Counsel also assumes the position that "(A) warning -- followed by an arrest and conviction is simply not an actionable event" (Lindsey's Law at 7). Plaintiff agrees that would usually be the case, but observes clearly unusual circumstances involved here.

Plaintiff alleges that the "warning" was actually a threat intended to intimidate him into abandoning his lawfully protected behavior, and, when plaintiff refused to be intimidated, defendants fulfilled their threat. Plaintiff further alleges that defendant Lindsey went on to illustrate an allegedly profound disrespect for due process and human dignity by giving obstructive testimony to convince a court that probable cause existed for the arrest, when the defendant knew, in fact, none did exist. (See Complaint para. 47(a)(b)(c)).

As the photographs on Complaint pages 50 and 88 illustrate, there was no need to "disassemble" plaintiff's NPS permitted Mobile Communications Unit to "transport them away from the White House." (Lindsey's Law at 7.) Photos in the Administrative Record of the confiscation of the same mobile speaker's platform on May 9, 1985, show clearly that it was easily transportable intact. (See attachment ____.)


The first object of inquiry is whether the plaintiff has asserted a valid right.

Plaintiff contends that whether he is a "problem," a "philosopher," or a "protester," (Lindsey's Law at 2) is a matter of fact to be determined at trial. Regardless of how plaintiff might be described, his expressive conduct was protected under the First Amendment, unless a threat to some "substantial government interest." As far as "being in the park on a continuous basis," that right accrued to plaintiff under the Ninth Amendment. The factual accuracy of these allegations is borne out by historical occurrences of the arrests of plaintiff, Stacey Abney, and the Quaker Vigilers (to name but a few), and the fact that those arrests did not result in sustained convictions prior to the enactment of the scheme attributed to defendants in this action.

"If an expressor has a constitutional right (to make certain expressions), it cannot be denied that he may make subsequent expressions for the same purpose. If his right exists plaintiff does not lose his right by exercising it." (Near v. Minnesota 283 US 720).

This brings us to the second inquiry; if one has a right and that right has been violated, do the laws of the country afford him a remedy?

"The very essence of civil liberty certainly consists in the right of every individual to claim the protection of the laws, whenever he receives an injury. One of the first duties of government is to afford that protection. (The) Government of the United States has been emphatically termed a government of laws, and not of men. It will certainly cease to deserve this high appellation if the laws furnish no remedy for the violation of a vested legal right....

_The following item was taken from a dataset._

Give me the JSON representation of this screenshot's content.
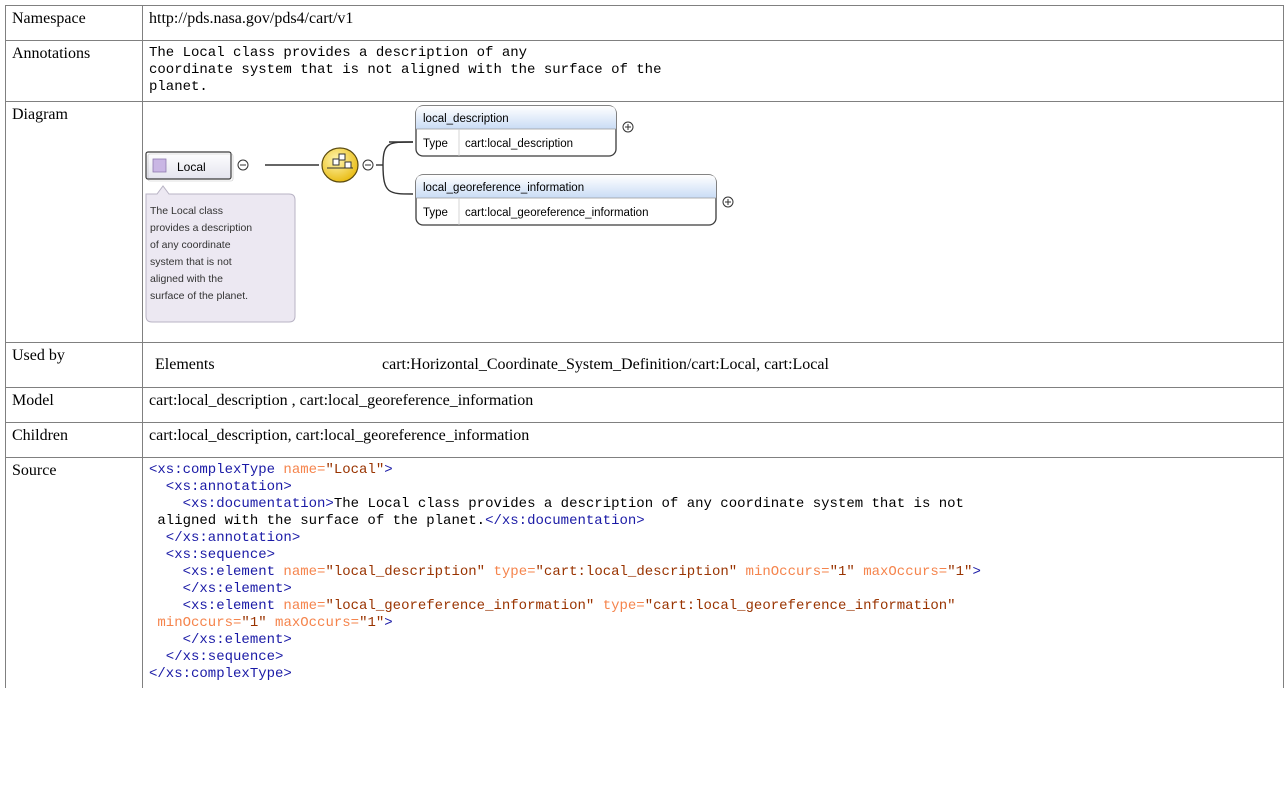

"Is the act of delivering or withholding a (right) to be considered a mere political act, belonging to the executive department alone, for the performance of which entire confidence is placed by our constitution in the supreme executive, and for any misconduct respecting which, the injured individual has no remedy?

"That there may be such cases is not to be questioned, but that every act of duty to be performed in any of the great departments of government constitutes such a case is not to be admitted...

"(W)hen the legislature proceeds to impose on (an) officer other duties; when he is directed peremptorily to perform (or to refrain from performing) certain acts when the rights of individuals are dependent on the performance of those acts; he is so far the officer of the law; is amenable to the laws for his conduct; and cannot of his discretion sport away the vested rights of others...

"(W)here a specific duty is assigned by law, and individual rights depend upon the performance of that duty; it seems ... clear, that the individual who considers himself injured, has a right to resort to the laws of (the) country for a remedy...." (Gunther Constitutional Law, University Casebook Series, Tenth Edition, pages 4 and 5, citing Marbury v. Madison 1 Cranch 137, 2 L. Ed. 60 (1803)).

Respectfully submitted this _____ day of _____________, 1986.

William Thomas, Plaintiff Pro Se
1440 N Street NW, #410
Washington, DC 20005
(202) 462-3542

Case Listing --- Proposition One ---- Peace Park